Page and application data records
[Start of Attachment]

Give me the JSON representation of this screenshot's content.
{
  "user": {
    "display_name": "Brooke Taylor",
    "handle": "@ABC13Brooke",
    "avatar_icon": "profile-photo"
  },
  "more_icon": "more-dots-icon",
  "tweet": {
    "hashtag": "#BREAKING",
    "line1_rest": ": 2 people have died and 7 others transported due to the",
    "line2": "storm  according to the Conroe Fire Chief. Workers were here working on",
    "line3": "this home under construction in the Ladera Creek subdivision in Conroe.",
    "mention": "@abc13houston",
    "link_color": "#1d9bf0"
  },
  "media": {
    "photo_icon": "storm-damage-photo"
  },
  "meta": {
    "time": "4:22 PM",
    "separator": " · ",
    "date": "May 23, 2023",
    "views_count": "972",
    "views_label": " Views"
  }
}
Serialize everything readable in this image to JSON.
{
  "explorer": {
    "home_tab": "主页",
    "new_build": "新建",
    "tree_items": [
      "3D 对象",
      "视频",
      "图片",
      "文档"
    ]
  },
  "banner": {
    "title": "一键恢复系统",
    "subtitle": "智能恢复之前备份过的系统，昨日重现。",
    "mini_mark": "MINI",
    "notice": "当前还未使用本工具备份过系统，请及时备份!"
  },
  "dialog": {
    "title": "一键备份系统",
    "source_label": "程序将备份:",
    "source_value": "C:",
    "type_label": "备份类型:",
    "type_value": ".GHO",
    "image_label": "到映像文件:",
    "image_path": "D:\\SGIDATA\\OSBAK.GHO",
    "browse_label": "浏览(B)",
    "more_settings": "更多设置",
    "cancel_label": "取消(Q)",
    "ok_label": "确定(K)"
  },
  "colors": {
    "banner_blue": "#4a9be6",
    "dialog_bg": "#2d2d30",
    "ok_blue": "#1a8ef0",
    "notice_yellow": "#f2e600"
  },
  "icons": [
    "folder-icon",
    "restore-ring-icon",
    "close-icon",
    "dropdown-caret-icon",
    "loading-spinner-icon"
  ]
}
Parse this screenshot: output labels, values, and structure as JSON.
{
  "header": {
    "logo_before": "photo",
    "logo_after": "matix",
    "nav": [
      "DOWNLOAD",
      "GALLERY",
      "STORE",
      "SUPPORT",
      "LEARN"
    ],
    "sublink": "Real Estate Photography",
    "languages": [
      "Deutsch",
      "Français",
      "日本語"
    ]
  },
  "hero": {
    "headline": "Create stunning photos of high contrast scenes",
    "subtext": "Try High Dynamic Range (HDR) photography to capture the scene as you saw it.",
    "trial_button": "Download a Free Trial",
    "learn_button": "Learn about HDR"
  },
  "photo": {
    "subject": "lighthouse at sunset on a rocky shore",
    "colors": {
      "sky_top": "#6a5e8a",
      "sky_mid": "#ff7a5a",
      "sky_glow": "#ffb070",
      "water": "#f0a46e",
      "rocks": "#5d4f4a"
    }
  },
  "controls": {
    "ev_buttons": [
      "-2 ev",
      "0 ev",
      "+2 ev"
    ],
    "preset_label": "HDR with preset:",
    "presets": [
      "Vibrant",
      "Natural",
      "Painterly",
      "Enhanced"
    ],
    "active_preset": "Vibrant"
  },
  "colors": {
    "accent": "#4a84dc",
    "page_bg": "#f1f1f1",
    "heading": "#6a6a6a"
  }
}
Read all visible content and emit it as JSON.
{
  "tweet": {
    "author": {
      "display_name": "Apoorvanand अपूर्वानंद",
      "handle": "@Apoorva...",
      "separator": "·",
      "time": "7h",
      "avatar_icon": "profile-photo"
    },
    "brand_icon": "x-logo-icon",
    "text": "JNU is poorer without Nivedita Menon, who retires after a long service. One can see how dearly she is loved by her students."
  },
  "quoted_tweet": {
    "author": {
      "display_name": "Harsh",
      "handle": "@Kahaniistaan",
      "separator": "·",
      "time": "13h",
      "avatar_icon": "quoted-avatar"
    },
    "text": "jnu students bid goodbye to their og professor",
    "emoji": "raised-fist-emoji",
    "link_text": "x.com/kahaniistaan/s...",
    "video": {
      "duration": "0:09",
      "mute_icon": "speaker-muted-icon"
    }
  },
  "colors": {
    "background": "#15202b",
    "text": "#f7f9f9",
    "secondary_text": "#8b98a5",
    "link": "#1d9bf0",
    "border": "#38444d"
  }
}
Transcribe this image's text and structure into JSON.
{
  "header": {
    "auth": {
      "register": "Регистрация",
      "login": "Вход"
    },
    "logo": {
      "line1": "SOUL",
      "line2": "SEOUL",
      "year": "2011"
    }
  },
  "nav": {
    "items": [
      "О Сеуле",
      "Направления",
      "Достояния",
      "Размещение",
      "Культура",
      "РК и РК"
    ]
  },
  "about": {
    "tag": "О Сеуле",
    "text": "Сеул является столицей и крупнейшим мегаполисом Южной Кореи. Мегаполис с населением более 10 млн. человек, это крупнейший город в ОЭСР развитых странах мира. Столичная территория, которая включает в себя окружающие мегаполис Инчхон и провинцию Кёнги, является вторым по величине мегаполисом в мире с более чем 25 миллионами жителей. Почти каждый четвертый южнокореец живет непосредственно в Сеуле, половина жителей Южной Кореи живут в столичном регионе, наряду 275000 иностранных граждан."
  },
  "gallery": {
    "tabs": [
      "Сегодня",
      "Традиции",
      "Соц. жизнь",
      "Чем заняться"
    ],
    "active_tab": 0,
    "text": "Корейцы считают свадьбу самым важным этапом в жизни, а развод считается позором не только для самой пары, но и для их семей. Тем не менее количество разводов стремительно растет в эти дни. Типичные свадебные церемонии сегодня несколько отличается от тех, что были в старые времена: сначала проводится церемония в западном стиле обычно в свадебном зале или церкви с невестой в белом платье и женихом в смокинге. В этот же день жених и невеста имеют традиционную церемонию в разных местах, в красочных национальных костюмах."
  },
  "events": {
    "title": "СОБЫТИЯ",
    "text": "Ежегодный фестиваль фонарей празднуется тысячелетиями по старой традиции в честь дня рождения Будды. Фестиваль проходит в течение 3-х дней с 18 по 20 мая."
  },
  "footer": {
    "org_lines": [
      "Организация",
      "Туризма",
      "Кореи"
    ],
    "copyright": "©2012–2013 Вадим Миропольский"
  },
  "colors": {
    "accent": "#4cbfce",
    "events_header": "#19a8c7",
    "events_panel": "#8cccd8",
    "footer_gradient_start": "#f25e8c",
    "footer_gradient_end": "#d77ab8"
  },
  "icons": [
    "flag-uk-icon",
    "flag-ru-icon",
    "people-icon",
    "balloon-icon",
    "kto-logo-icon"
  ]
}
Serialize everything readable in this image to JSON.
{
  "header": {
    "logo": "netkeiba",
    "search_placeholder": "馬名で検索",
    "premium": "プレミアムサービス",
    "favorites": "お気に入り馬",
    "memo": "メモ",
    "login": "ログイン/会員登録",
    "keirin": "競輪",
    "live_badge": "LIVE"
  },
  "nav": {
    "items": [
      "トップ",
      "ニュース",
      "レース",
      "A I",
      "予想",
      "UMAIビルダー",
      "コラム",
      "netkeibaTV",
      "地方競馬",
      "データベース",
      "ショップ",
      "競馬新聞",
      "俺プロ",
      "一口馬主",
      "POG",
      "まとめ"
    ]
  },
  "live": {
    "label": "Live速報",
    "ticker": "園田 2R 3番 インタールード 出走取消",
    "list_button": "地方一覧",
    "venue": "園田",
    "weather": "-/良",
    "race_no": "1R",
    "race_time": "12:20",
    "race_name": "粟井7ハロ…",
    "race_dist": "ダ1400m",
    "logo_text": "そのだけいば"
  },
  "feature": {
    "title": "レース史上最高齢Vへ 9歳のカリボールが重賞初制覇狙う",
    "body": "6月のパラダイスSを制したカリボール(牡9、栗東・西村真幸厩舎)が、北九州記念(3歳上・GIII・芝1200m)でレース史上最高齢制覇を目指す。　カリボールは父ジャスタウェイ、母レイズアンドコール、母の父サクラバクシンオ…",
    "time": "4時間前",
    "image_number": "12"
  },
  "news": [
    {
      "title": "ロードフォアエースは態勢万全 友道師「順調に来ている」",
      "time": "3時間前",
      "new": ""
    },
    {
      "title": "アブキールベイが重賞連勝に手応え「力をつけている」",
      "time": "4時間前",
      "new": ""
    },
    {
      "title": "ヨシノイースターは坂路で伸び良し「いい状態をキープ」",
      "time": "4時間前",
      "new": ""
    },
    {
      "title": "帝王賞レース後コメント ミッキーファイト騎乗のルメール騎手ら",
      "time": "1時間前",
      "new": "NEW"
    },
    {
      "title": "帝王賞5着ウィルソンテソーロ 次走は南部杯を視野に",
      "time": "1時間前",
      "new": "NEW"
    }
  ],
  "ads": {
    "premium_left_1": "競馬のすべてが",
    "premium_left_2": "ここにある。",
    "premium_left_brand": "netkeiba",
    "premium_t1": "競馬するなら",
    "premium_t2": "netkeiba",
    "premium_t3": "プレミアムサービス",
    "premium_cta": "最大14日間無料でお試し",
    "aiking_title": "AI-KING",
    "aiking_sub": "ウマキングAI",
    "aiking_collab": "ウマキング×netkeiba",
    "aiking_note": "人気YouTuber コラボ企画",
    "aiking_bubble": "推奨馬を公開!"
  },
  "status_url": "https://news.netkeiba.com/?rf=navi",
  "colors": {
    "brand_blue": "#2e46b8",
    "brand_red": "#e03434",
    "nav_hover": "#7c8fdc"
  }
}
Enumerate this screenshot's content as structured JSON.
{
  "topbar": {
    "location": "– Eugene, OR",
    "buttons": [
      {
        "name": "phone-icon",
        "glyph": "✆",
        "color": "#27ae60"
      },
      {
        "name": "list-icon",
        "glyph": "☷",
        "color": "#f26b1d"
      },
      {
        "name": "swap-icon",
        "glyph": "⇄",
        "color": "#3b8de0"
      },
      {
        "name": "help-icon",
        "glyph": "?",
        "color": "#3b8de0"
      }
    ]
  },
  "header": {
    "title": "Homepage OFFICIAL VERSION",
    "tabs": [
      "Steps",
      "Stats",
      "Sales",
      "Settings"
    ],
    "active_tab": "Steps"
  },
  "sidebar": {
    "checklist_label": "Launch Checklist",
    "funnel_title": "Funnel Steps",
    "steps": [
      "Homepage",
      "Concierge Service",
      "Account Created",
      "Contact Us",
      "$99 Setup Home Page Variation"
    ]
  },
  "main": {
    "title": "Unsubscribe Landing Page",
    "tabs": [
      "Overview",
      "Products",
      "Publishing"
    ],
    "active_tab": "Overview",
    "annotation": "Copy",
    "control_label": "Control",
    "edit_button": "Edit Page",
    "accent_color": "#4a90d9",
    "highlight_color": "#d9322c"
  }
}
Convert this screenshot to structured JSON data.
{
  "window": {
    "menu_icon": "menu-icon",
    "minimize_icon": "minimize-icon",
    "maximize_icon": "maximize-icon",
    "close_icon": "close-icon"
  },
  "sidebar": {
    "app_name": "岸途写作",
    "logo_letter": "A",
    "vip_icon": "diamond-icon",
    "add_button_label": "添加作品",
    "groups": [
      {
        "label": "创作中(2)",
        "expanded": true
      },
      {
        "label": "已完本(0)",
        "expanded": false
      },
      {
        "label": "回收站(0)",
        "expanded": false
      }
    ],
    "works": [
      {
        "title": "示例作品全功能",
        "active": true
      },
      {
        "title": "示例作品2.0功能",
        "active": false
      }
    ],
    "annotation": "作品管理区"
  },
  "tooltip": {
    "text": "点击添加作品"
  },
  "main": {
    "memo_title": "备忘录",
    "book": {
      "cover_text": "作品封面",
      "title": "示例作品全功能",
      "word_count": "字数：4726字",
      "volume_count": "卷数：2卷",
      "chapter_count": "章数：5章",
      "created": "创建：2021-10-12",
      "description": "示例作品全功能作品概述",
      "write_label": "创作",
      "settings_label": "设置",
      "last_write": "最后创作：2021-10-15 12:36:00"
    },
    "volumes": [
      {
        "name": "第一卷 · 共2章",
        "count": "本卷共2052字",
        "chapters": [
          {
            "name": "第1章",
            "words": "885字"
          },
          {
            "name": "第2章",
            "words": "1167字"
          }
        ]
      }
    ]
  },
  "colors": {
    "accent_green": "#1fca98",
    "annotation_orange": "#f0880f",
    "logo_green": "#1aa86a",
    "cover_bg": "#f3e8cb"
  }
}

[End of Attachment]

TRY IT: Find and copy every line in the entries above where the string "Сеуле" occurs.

FINISHED EXERCISE:
      "О Сеуле",
    "tag": "О Сеуле",
    "text": "Сеул является столицей и крупнейшим мегаполисом Южной Кореи. Мегаполис с населением более 10 млн. человек, это крупнейший город в ОЭСР развитых странах мира. Столичная территория, которая включает в себя окружающие мегаполис Инчхон и провинцию Кёнги, является вторым по величине мегаполисом в мире с более чем 25 миллионами жителей. Почти каждый четвертый южнокореец живет непосредственно в Сеуле, половина жителей Южной Кореи живут в столичном регионе, наряду 275000 иностранных граждан."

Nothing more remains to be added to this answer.